Thursday, 12 March 2015

When did that happen?

When did the definition of "super" change to include the meaning of "extraordinarily or particularly" as in "that was super fun" or "that was super interesting"?  Does anyone know?

I am used to "super" in other contexts, but this one is beginning to drive me just a little potty as it seems to be cropping up more and more - and I have to admit that I don't really like it.  What is wrong with "very" in those sentences, or is "super" so much more than "very" or does "really" not even hit the mark?  It feels as if it might be a transatlantic import, as I have read it more often on US blogs, but I am interested to know where the usage has originated - I love language!

I was intrigued to learn a new word today on Frugal in Norfolk's blog: "chavel" - it was clear from the sentence that it means chopping or mashing something up, but I had to go and find out more about where that had come from - what a lovely word!  I think I might have to start using that - thanks :)

9 comments:

Connie S said...

I have no idea where it originated, but the word 'amazing' ranks right up there with 'super' as an adjective of exageration.... IMHO! :)

saraband said...

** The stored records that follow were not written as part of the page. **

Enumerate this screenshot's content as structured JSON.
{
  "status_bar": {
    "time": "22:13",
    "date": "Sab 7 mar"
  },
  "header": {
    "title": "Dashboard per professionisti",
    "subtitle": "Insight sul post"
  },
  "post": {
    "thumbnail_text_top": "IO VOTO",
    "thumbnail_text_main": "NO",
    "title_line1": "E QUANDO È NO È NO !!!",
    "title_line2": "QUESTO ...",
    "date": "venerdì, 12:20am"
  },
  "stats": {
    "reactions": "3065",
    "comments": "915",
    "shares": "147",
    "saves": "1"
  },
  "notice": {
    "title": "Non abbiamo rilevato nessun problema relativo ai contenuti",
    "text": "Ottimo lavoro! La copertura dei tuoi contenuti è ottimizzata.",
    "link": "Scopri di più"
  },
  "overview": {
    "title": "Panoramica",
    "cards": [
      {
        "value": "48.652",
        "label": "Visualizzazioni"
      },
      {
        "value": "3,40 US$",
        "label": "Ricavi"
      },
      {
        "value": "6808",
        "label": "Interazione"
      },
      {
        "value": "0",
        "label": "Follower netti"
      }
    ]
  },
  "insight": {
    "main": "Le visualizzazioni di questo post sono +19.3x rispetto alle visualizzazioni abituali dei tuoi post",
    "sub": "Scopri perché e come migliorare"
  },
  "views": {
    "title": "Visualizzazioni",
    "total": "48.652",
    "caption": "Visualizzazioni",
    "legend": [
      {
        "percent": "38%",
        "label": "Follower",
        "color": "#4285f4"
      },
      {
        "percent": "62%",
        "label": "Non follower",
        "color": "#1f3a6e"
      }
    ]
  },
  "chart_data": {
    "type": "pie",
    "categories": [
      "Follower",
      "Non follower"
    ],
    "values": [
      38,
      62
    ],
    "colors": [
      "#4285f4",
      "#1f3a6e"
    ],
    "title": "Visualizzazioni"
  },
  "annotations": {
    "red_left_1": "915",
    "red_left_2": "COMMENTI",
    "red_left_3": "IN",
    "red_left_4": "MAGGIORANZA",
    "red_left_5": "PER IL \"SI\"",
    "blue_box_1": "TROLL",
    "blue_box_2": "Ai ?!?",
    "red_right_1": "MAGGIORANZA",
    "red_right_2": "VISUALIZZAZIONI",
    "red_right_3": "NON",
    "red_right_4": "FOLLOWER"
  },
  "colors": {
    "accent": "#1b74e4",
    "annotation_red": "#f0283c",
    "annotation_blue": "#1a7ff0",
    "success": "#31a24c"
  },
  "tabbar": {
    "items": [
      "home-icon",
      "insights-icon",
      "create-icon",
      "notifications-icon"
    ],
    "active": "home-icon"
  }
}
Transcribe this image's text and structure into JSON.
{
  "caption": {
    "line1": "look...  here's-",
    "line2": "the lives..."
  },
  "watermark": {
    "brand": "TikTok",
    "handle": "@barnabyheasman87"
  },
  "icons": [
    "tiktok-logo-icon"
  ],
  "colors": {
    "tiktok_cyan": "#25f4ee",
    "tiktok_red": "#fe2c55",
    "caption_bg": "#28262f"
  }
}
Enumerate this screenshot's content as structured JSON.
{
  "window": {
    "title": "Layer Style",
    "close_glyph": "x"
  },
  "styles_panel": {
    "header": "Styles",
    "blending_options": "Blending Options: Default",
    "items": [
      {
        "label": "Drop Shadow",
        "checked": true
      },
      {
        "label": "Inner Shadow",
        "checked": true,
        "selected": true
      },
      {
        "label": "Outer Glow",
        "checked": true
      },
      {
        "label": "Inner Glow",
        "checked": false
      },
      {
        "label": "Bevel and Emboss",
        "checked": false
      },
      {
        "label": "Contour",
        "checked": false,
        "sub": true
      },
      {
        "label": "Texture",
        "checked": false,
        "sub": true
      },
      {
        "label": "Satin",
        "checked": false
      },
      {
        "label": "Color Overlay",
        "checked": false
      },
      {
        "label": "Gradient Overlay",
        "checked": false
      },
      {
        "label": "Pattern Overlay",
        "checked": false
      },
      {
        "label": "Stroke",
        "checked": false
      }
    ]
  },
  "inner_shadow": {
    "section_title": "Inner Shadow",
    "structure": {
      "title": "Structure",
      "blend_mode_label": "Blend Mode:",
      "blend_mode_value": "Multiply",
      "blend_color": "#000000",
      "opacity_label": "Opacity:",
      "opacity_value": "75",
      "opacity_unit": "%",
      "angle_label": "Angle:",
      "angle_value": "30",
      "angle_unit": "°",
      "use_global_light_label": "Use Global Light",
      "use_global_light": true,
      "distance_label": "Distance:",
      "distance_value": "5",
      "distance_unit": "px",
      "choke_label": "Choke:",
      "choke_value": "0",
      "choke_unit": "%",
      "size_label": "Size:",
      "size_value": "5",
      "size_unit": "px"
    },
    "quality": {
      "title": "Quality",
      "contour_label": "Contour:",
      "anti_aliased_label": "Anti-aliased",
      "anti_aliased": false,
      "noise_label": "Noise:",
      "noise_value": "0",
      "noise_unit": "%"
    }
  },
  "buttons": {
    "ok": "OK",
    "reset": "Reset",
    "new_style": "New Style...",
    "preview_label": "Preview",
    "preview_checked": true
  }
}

I've noticed two recent changes in everyday language: The use of "get" where I'd say "have", as in "Can I get a coffee" at the cafe counter, rather than "Can I have a coffee". Also, especially in radio interviews, people starting their sentence with "So ...", even when what they're saying isn't an explanation of what's gone before. What intrigues me is how these changes start!

Morgan said...

Welcome!

Connie - you're right - I do agree!

Saraband - Yes, "get" is getting to me, too [sorry, couldn't resist] and "so" has been annoying me for ages, just as "like" has been doing!

SusanM said...

The word 'gotten' drives me potty! I know that it's American but it never seems to sound right when it's used here.

While I was out shopping last week, a lady stopped to talk to me and said that she'd had a flu virus and was absolutely fushionless. I had to ask what that meant; apparently it's Doric for having no energy!

Morgan said...

No, SusanM - I hate "gotten" too!

Fushionless is a new one on me, too - sounds useful, though xx

Jackie said...

It's a hunch, but super-busy feels to me like it dates back to 'Friends' or thereabouts. Maybe it took a while to settle in.
Of course you can be uber busy or mega busy.
That would be while you are speaking with the colleague in the store, to ask if you can get a coffee.
Rather than talking to the shop assistant to ask if you can have a cup of coffee.

Gill - That British Woman said...

well no use in talking to me, as I use a mix of British and Canadian language now I have been told........so no doubt no one can understand why I use certain words.

saraband said...

As I understand it, "gotten" is of British origin and the Oxford Dictionary traces its first use back to the 4th century.

SusanM said...

Saraband, that's really interesting. I assumed that 'gotten' was American because I'd rarely heard it used in Britain until fairly recently. I wonder if it was actually used in this country in the past? The origin of most words is fascinating and often surprising.